— TASK INSTRUCTIONS —
Lines in the records below that contain the word "name" must each be copied.

— MATERIAL SHOWN —
○ ○ ○ ○
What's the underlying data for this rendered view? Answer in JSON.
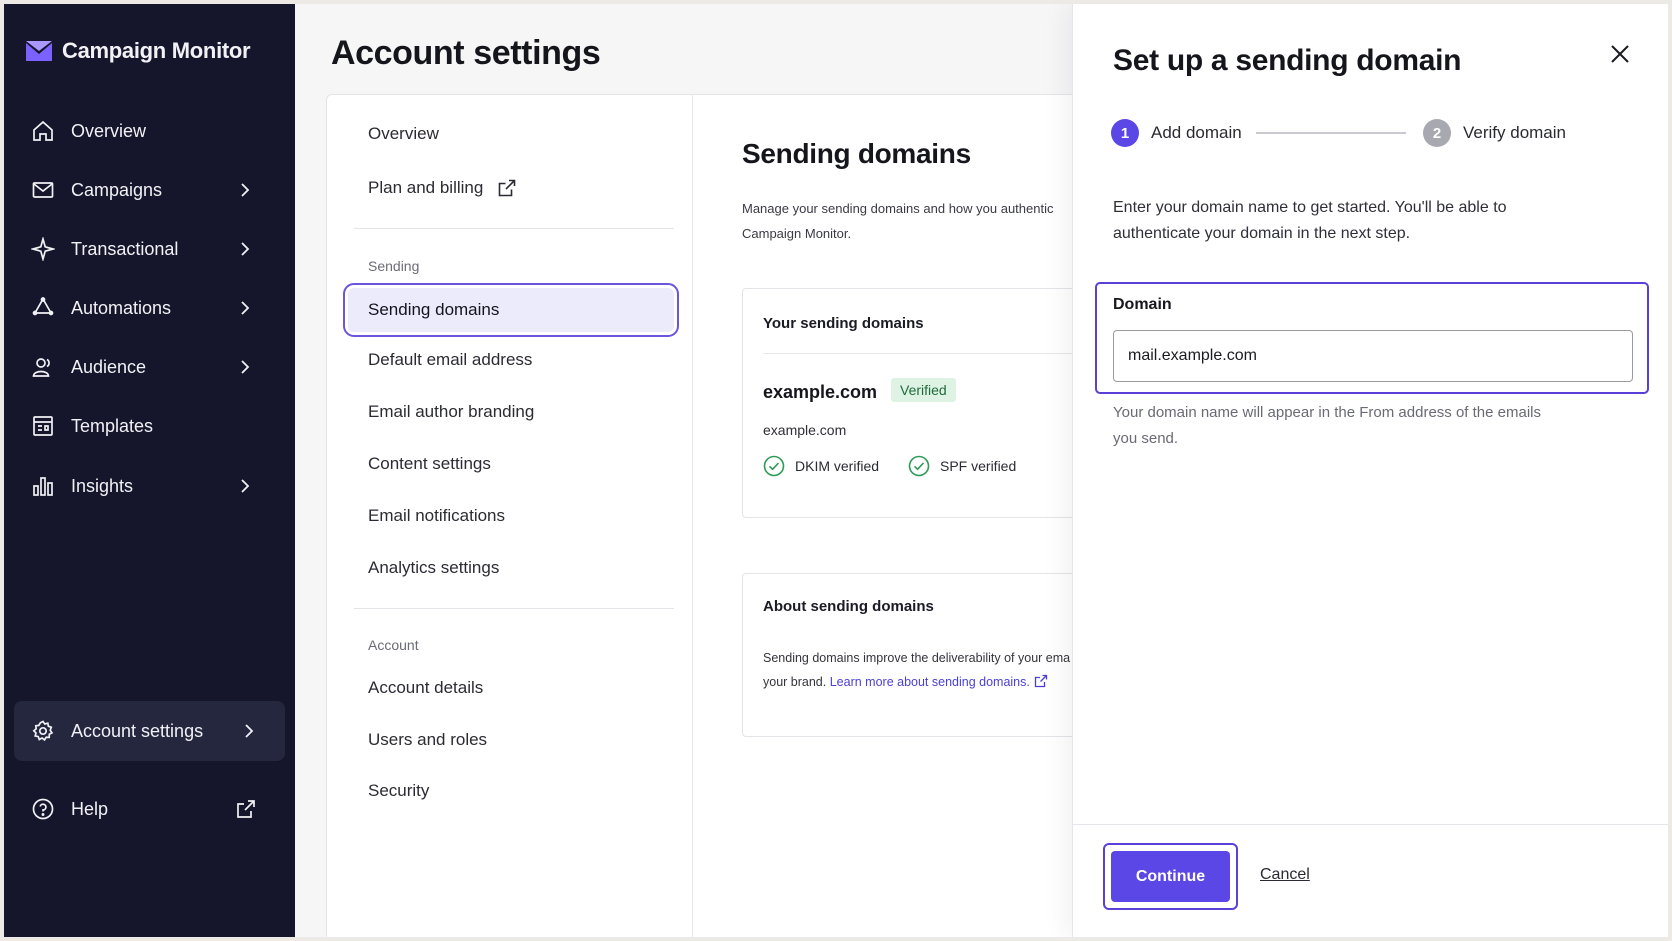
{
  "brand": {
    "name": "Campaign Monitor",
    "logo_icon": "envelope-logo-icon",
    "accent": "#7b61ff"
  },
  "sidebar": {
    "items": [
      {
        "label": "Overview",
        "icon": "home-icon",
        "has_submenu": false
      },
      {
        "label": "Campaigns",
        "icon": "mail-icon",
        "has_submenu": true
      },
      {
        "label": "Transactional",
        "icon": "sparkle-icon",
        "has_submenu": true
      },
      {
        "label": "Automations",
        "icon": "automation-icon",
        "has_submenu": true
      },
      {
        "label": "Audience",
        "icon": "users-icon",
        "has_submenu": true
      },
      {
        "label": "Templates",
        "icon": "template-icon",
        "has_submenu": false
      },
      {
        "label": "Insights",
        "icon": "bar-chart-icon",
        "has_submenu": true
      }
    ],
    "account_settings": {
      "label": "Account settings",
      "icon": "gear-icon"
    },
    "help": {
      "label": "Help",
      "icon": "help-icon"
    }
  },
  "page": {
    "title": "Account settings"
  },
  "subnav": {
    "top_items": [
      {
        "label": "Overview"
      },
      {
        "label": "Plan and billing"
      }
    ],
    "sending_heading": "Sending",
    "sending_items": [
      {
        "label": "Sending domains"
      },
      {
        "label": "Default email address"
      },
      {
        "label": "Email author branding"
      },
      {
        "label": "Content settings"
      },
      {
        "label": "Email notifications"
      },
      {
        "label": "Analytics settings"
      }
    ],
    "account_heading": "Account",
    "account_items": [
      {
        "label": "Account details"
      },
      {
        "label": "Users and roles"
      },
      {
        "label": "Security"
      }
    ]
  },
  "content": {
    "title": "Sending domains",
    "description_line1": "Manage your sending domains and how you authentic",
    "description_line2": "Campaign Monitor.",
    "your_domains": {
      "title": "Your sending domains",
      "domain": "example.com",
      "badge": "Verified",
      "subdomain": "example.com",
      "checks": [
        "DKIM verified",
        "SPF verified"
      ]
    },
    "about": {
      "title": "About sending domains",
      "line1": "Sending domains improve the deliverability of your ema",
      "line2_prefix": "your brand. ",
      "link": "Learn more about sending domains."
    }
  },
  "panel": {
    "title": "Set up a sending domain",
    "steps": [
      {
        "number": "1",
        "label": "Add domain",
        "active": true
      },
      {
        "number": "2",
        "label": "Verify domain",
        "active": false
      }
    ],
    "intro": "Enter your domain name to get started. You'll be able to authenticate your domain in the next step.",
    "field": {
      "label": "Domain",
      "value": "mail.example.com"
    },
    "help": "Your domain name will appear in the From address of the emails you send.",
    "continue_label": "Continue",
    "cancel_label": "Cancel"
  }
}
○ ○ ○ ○
— EXERCISE RESPONSE —
    "name": "Campaign Monitor",
    "intro": "Enter your domain name to get started. You'll be able to authenticate your domain in the next step.",
    "help": "Your domain name will appear in the From address of the emails you send.",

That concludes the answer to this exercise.